Look through the entries below for the string "this", and copy each line where it is found.

*** DATASET CONTENT ***

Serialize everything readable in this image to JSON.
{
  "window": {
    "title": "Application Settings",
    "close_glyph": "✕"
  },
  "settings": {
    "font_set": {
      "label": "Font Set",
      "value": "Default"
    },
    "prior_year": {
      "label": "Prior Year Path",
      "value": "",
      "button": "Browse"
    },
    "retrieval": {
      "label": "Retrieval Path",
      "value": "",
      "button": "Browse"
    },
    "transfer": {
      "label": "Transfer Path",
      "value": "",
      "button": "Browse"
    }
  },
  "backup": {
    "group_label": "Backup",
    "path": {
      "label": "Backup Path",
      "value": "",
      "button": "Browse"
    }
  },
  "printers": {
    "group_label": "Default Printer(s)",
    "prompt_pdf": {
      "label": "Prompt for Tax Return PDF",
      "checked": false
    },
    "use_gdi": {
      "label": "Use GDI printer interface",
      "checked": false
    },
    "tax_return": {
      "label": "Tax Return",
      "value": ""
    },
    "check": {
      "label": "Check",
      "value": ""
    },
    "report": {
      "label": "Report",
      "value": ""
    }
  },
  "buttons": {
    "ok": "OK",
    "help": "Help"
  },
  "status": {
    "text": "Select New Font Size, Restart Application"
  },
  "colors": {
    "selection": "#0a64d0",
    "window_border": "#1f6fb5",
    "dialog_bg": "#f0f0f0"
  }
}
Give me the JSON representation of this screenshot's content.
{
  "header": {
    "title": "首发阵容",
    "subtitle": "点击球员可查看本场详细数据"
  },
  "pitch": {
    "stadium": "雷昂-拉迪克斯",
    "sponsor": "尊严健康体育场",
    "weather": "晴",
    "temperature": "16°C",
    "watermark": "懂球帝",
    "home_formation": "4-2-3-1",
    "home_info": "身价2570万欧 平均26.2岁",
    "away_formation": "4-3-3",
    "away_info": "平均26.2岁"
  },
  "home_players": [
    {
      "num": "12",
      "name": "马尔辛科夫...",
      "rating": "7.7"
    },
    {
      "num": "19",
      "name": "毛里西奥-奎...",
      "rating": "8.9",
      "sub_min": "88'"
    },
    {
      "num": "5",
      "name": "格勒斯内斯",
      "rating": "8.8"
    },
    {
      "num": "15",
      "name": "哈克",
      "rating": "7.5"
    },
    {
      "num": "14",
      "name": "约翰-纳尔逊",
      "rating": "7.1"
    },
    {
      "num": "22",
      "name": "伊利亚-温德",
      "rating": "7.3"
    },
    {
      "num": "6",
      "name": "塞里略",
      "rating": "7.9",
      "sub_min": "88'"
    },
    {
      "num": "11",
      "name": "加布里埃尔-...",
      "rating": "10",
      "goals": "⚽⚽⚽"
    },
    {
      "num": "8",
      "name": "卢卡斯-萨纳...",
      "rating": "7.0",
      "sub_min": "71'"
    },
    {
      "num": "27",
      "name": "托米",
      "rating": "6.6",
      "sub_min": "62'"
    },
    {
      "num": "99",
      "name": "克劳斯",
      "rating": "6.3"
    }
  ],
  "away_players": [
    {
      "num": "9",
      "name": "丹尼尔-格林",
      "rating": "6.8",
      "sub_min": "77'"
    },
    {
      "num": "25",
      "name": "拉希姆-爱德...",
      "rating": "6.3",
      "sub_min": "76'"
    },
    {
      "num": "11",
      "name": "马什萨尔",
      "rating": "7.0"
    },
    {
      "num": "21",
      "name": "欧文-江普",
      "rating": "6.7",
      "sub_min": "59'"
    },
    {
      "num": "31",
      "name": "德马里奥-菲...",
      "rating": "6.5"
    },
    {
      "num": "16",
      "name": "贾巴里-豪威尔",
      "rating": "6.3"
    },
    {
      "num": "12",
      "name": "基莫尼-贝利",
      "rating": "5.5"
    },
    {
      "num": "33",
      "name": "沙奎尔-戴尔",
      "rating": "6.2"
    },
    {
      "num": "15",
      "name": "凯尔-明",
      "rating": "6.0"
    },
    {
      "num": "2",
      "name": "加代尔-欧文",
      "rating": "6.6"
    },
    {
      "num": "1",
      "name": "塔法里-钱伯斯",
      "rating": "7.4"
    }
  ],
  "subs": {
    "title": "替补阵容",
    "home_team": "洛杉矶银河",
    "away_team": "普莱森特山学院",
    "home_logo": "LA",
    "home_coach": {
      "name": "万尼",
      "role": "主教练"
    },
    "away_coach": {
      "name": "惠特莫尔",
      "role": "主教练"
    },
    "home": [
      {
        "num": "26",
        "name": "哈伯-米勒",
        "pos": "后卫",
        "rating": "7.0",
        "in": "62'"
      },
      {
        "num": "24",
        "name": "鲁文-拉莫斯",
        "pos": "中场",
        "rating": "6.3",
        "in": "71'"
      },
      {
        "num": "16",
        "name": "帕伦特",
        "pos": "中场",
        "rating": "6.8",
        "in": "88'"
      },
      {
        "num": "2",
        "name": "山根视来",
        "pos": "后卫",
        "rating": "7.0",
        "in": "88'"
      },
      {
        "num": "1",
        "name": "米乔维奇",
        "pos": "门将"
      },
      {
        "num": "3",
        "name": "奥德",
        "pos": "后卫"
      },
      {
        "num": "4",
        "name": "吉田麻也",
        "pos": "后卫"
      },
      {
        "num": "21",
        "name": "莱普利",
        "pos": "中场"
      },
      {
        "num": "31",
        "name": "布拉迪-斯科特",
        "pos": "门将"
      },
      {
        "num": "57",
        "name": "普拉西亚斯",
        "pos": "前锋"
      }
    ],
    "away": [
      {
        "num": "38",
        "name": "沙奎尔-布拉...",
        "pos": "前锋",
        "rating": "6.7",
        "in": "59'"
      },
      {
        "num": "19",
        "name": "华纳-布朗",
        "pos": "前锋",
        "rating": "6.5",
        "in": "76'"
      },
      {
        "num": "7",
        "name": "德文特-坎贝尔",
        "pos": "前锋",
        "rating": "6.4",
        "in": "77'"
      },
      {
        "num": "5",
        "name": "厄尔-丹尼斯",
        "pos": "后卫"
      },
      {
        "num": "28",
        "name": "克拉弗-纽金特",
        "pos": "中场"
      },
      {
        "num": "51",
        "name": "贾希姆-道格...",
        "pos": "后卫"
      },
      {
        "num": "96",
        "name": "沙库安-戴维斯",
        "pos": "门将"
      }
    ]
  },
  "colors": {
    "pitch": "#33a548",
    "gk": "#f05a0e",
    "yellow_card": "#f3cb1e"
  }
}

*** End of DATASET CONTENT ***

• [ANSWER BOX]
Serialize everything readable in this image to JSON.
Give me the JSON representation of this screenshot's content.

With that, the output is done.